Problem to work on: Please, could you print all the lines below exactly, leaving out the pictures?

Website and app data records
>>>

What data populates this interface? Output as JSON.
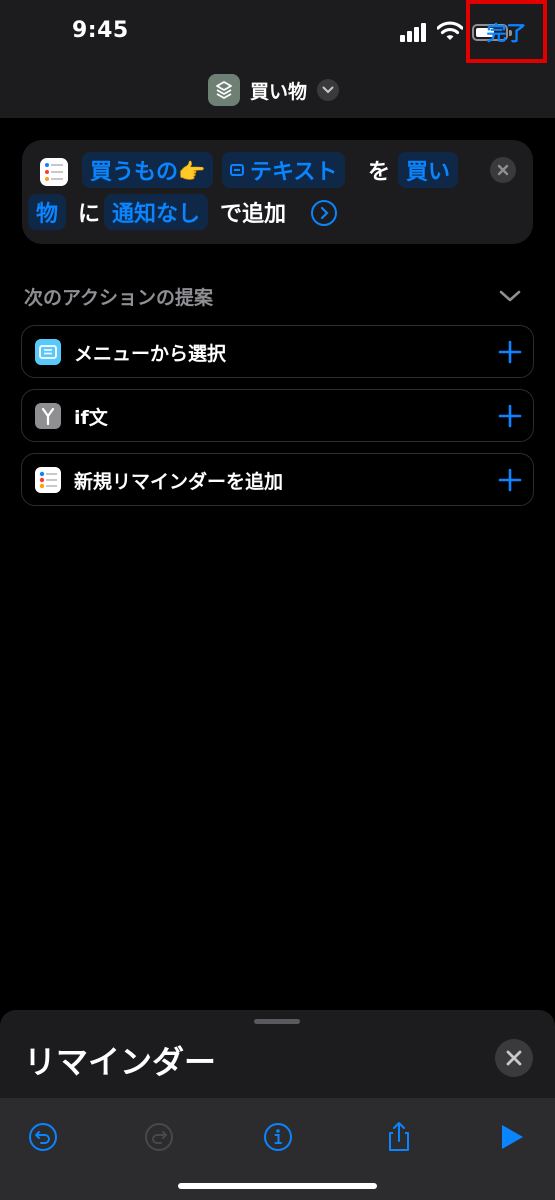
{
  "status_bar": {
    "time": "9:45"
  },
  "nav": {
    "title": "買い物",
    "done_label": "完了"
  },
  "action": {
    "chip_list_var": "買うもの👉",
    "chip_text_var": "テキスト",
    "word_wo": "を",
    "chip_list_line1": "買い",
    "chip_list_line2": "物",
    "word_ni": "に",
    "chip_alert": "通知なし",
    "word_add": "で追加"
  },
  "suggestions": {
    "header": "次のアクションの提案",
    "items": [
      {
        "label": "メニューから選択",
        "icon": "menu-icon"
      },
      {
        "label": "if文",
        "icon": "if-branch-icon"
      },
      {
        "label": "新規リマインダーを追加",
        "icon": "reminders-icon"
      }
    ]
  },
  "sheet": {
    "title": "リマインダー"
  },
  "colors": {
    "accent": "#0a84ff",
    "highlight": "#e00000",
    "background": "#000000",
    "card": "#1c1c1e"
  }
}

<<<

Solution below:
What data populates this interface? Output as JSON.
{
  "status_bar": {
    "time": "9:45"
  },
  "nav": {
    "title": "買い物",
    "done_label": "完了"
  },
  "action": {
    "chip_list_var": "買うもの👉",
    "chip_text_var": "テキスト",
    "word_wo": "を",
    "chip_list_line1": "買い",
    "chip_list_line2": "物",
    "word_ni": "に",
    "chip_alert": "通知なし",
    "word_add": "で追加"
  },
  "suggestions": {
    "header": "次のアクションの提案",
    "items": [
      {
        "label": "メニューから選択",
        "icon": "menu-icon"
      },
      {
        "label": "if文",
        "icon": "if-branch-icon"
      },
      {
        "label": "新規リマインダーを追加",
        "icon": "reminders-icon"
      }
    ]
  },
  "sheet": {
    "title": "リマインダー"
  },
  "colors": {
    "accent": "#0a84ff",
    "highlight": "#e00000",
    "background": "#000000",
    "card": "#1c1c1e"
  }
}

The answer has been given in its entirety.